On average, organizations use 9 different PKI and CA solutions, with a mix of internal private PKI, self-signed certificates, cloud-based services, and tools built into DevOps platforms.
This kind of sprawl results from a lack of ownership around PKI. Only 31% of respondents said their organizations have a mature machine identity working group.
Teams working in silos adopt their own tools, increasing redundancy and expanding the organization’s attack surface. Without an overarching strategy or at least a unified process for making PKI decisions, it’s difficult to identify solutions that meet numerous ends.
Certificate-related outages are hitting organizations hard
In this year’s report, 55% of respondents said certificate-related outages have caused severe disruption to customer-facing services, while another 50% said outages have caused major disruption to internal users or a subset of customers.
Making matters more dire, the time to recover from certificate outages is getting longer — 3.79 hours on average compared to 3.3 hours in last year’s report.
Other factors are making PKI a more urgent problem to solve. The cyber skills labor shortage continues, while code signing security is becoming a more integral part of machine identity management strategies.

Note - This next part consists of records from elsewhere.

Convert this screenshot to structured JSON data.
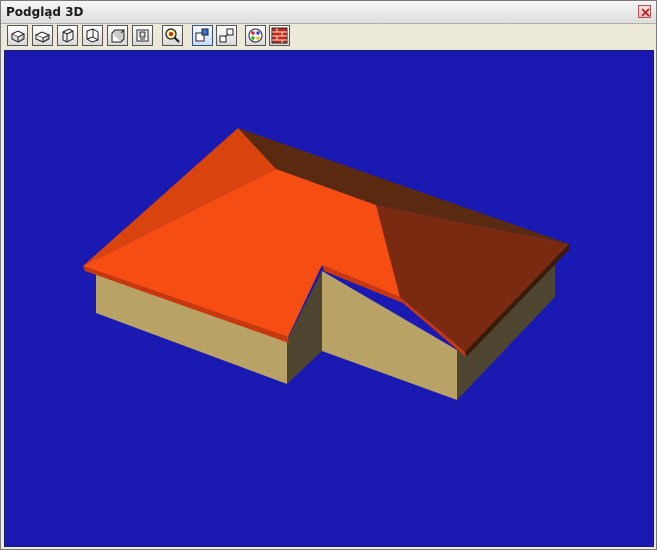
{
  "window": {
    "title": "Podgląd 3D"
  },
  "toolbar": {
    "buttons": [
      {
        "name": "view-top-button",
        "icon": "view-top-icon"
      },
      {
        "name": "view-front-button",
        "icon": "view-front-icon"
      },
      {
        "name": "view-left-button",
        "icon": "view-left-icon"
      },
      {
        "name": "view-right-button",
        "icon": "view-right-icon"
      },
      {
        "name": "view-back-button",
        "icon": "view-back-icon"
      },
      {
        "name": "view-iso-button",
        "icon": "view-iso-icon"
      },
      {
        "name": "zoom-button",
        "icon": "magnifier-icon"
      },
      {
        "name": "select-mode-button",
        "icon": "select-icon",
        "pressed": true
      },
      {
        "name": "rotate-mode-button",
        "icon": "rotate-icon"
      },
      {
        "name": "color-button",
        "icon": "palette-icon"
      },
      {
        "name": "texture-button",
        "icon": "brick-wall-icon"
      }
    ]
  },
  "scene": {
    "background_color": "#1a1ab2",
    "roof_color": "#f54d12",
    "roof_shadow_color": "#7a2a10",
    "wall_color": "#b8a265",
    "wall_shadow_color": "#4d4530"
  }
}
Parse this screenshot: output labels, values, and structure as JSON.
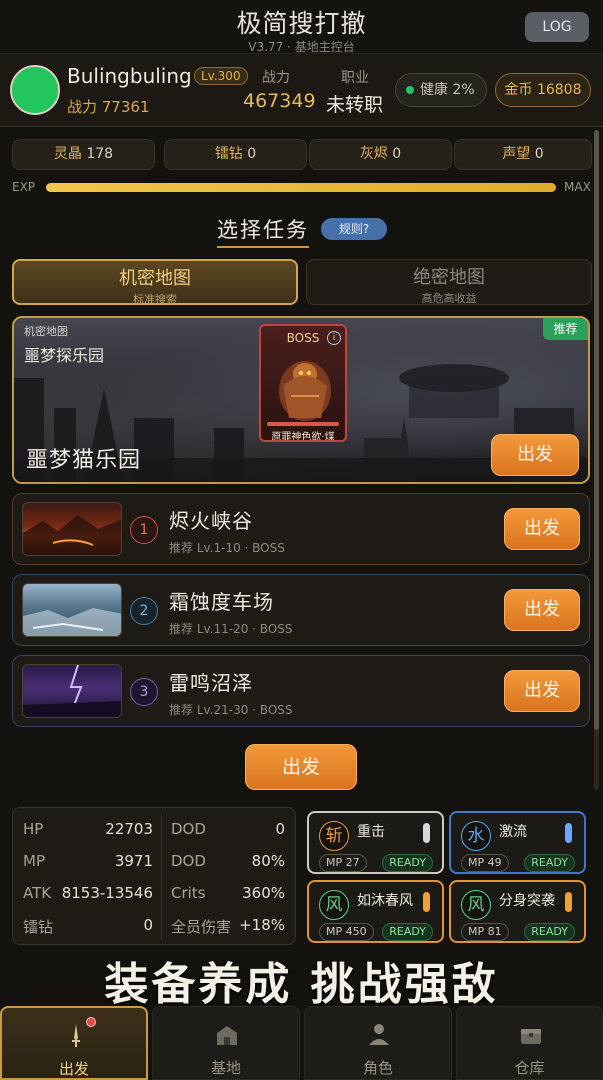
{
  "header": {
    "title": "极简搜打撤",
    "version": "V3.77",
    "subtitle": "基地主控台",
    "log_label": "LOG"
  },
  "player": {
    "name": "Bulingbuling",
    "level": "Lv.300",
    "power_text": "战力 77361",
    "avatar_color": "#22c55e"
  },
  "stats_top": {
    "power_label": "战力",
    "power_value": "467349",
    "job_label": "职业",
    "job_value": "未转职",
    "health": "健康 2%",
    "gold": "金币 16808"
  },
  "resources": [
    {
      "name": "灵晶",
      "value": "178"
    },
    {
      "name": "镭钻",
      "value": "0"
    },
    {
      "name": "灰烬",
      "value": "0"
    },
    {
      "name": "声望",
      "value": "0"
    }
  ],
  "exp": {
    "label": "EXP",
    "max_label": "MAX",
    "progress": 1.0
  },
  "task": {
    "title": "选择任务",
    "rules": "规则?"
  },
  "map_tabs": [
    {
      "title": "机密地图",
      "sub": "标准搜索",
      "active": true
    },
    {
      "title": "绝密地图",
      "sub": "高危高收益",
      "active": false
    }
  ],
  "featured": {
    "category": "机密地图",
    "location": "噩梦探乐园",
    "title": "噩梦猫乐园",
    "badge": "推荐",
    "boss_label": "BOSS",
    "boss_info": "i",
    "boss_name": "原罪神色欲·煤",
    "go": "出发"
  },
  "stages": [
    {
      "num": "1",
      "name": "烬火峡谷",
      "rec": "推荐 Lv.1-10 · BOSS",
      "go": "出发",
      "theme": "fire"
    },
    {
      "num": "2",
      "name": "霜蚀度车场",
      "rec": "推荐 Lv.11-20 · BOSS",
      "go": "出发",
      "theme": "frost"
    },
    {
      "num": "3",
      "name": "雷鸣沼泽",
      "rec": "推荐 Lv.21-30 · BOSS",
      "go": "出发",
      "theme": "thunder"
    }
  ],
  "main_go": "出发",
  "combat_stats": [
    {
      "label": "HP",
      "value": "22703"
    },
    {
      "label": "DOD",
      "value": "0"
    },
    {
      "label": "MP",
      "value": "3971"
    },
    {
      "label": "DOD",
      "value": "80%"
    },
    {
      "label": "ATK",
      "value": "8153-13546"
    },
    {
      "label": "Crits",
      "value": "360%"
    },
    {
      "label": "镭钻",
      "value": "0"
    },
    {
      "label": "全员伤害",
      "value": "+18%"
    }
  ],
  "skills": [
    {
      "icon": "斩",
      "name": "重击",
      "mp": "MP 27",
      "status": "READY",
      "border": "#cfcac0",
      "icon_color": "#e49a4a",
      "gem": "#d8d8d8"
    },
    {
      "icon": "水",
      "name": "激流",
      "mp": "MP 49",
      "status": "READY",
      "border": "#3f78c8",
      "icon_color": "#5fa4f0",
      "gem": "#6aa6ff"
    },
    {
      "icon": "风",
      "name": "如沐春风",
      "mp": "MP 450",
      "status": "READY",
      "border": "#e0952e",
      "icon_color": "#5fd08a",
      "gem": "#f0a030"
    },
    {
      "icon": "风",
      "name": "分身突袭",
      "mp": "MP 81",
      "status": "READY",
      "border": "#e0952e",
      "icon_color": "#5fd08a",
      "gem": "#f0a030"
    }
  ],
  "slogan": "装备养成 挑战强敌",
  "nav": [
    {
      "label": "出发",
      "icon": "sword-icon",
      "active": true
    },
    {
      "label": "基地",
      "icon": "base-icon",
      "active": false
    },
    {
      "label": "角色",
      "icon": "person-icon",
      "active": false
    },
    {
      "label": "仓库",
      "icon": "chest-icon",
      "active": false
    }
  ]
}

Keyfactor’s 2023 State of Machine Identity Report speaks to these challenges. No matter where you are in your PKI journey, enabling long-term scale and efficiency is possible. We hope this year’s report gives you clarity and excitement about the future. At Keyfactor, we’ll keep working to deliver insights that help you navigate the machine identity landscape and establish digital trust enterprise-wide.